These are organized into a chart. The letters chosen for the IPA are meant to harmonize with the Latin alphabet. For this reason, most letters modifications thereof; some letters are neither: for example, the letter denoting the glottal stop, ⟨ʔ⟩, has the form of a dotless question mark, derives from an apostrophe. A few letters, such as that of the voiced pharyngeal fricative, ⟨ʕ⟩, were inspired by other writing systems. Despite its preference for harmonizing with the Latin script, the International Phonetic Association has admitted other letters. For example, before 1989, the IPA letters for click consonants were ⟨ʘ⟩, ⟨ʇ⟩, ⟨ʗ⟩, ⟨ʖ⟩, all of which were derived either from existing IPA letters, or from Latin and Greek letters.
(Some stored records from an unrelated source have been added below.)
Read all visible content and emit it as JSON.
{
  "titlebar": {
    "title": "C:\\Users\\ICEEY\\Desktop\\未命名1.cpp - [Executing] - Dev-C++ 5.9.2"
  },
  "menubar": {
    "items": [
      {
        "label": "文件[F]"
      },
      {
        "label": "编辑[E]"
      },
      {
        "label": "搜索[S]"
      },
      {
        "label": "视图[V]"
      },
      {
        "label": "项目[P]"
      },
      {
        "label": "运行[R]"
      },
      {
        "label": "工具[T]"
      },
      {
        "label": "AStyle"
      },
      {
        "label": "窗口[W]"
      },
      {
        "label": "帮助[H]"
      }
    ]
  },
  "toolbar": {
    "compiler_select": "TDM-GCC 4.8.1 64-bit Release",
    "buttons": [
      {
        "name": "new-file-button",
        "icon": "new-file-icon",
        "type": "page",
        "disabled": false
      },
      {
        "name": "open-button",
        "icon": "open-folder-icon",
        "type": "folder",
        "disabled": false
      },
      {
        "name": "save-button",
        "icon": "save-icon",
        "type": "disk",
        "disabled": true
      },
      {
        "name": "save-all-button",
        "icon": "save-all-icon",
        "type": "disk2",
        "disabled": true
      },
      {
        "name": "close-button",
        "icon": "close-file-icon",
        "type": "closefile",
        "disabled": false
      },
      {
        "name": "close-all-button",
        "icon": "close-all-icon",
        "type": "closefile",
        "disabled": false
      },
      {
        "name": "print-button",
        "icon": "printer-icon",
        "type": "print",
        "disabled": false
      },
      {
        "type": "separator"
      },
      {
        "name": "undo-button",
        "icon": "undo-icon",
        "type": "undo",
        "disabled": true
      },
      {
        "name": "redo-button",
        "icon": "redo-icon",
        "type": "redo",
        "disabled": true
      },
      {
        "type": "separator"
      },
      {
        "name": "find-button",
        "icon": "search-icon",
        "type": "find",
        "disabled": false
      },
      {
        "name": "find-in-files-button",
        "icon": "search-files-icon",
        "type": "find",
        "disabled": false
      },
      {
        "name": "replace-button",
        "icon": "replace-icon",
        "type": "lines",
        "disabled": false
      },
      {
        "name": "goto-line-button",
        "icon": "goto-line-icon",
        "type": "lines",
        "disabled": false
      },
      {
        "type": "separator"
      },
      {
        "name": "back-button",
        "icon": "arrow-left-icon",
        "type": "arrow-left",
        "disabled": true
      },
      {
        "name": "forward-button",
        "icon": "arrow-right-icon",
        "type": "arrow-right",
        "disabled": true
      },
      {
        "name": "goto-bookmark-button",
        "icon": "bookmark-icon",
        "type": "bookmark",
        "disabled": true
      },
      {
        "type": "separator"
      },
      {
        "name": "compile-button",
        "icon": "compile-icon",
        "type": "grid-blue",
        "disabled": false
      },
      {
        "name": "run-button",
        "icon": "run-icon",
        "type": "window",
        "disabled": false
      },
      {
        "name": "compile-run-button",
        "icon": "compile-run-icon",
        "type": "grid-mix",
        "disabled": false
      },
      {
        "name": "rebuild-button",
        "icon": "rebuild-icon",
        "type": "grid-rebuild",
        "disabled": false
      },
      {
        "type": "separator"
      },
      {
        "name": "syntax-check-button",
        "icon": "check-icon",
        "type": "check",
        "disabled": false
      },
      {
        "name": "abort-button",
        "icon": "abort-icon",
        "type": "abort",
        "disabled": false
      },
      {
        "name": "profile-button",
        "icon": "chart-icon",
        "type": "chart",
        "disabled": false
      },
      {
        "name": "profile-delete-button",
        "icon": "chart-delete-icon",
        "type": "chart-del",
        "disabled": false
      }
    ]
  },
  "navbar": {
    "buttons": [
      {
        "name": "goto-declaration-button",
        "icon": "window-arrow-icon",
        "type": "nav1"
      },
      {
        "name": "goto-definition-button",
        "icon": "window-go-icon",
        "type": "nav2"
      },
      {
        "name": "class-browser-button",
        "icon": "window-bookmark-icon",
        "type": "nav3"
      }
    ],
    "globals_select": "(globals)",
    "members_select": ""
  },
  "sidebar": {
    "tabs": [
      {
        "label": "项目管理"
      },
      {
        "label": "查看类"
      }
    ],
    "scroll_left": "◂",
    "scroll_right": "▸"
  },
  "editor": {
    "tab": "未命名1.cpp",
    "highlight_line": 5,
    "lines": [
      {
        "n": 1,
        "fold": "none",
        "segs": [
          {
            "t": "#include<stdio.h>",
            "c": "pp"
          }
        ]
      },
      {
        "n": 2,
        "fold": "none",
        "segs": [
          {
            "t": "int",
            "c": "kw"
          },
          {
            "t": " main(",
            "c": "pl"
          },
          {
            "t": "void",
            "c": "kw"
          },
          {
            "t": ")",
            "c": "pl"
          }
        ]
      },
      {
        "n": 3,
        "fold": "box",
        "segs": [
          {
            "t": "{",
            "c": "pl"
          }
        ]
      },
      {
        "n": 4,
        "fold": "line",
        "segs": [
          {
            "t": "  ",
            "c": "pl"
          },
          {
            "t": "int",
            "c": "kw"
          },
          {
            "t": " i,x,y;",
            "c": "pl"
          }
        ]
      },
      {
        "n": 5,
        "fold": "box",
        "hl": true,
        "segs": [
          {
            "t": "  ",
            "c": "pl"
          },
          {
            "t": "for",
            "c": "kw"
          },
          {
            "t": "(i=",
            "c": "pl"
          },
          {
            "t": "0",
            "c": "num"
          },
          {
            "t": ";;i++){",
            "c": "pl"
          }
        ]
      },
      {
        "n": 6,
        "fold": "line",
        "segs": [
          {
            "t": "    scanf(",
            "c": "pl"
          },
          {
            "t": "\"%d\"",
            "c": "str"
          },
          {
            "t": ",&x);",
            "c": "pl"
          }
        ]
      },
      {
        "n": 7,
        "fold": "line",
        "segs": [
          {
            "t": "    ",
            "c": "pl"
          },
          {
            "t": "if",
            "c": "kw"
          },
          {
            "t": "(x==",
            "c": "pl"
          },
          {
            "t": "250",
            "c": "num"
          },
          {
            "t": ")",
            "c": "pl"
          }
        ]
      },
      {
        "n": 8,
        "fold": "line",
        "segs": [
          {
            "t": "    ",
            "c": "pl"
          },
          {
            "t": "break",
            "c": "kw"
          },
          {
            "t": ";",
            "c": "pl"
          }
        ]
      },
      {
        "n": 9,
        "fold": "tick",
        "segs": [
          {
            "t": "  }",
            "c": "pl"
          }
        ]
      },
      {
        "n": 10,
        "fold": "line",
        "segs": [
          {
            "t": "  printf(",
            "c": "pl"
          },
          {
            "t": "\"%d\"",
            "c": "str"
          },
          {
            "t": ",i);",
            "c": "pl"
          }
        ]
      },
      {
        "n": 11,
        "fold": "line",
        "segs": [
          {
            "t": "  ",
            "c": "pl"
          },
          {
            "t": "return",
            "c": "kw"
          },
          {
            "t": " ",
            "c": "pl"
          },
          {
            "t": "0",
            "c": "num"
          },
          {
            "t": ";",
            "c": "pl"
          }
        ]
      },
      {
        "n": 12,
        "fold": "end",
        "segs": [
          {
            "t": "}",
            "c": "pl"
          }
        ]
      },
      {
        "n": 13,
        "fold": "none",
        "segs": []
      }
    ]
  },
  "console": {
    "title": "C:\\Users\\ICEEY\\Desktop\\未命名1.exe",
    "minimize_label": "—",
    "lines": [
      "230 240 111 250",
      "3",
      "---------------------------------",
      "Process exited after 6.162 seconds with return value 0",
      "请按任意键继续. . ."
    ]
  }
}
However, except for ⟨ʘ⟩, none of these letters were used among Khoisanists or Bantuists, as a result they were replaced by the more widespread symbols ⟨ʘ⟩, ⟨ǀ⟩, ⟨ǃ⟩, ⟨ǂ⟩, ⟨ǁ⟩ at the IPA Kiel Convention in 1989. Although the IPA diacritics are featural, there is littl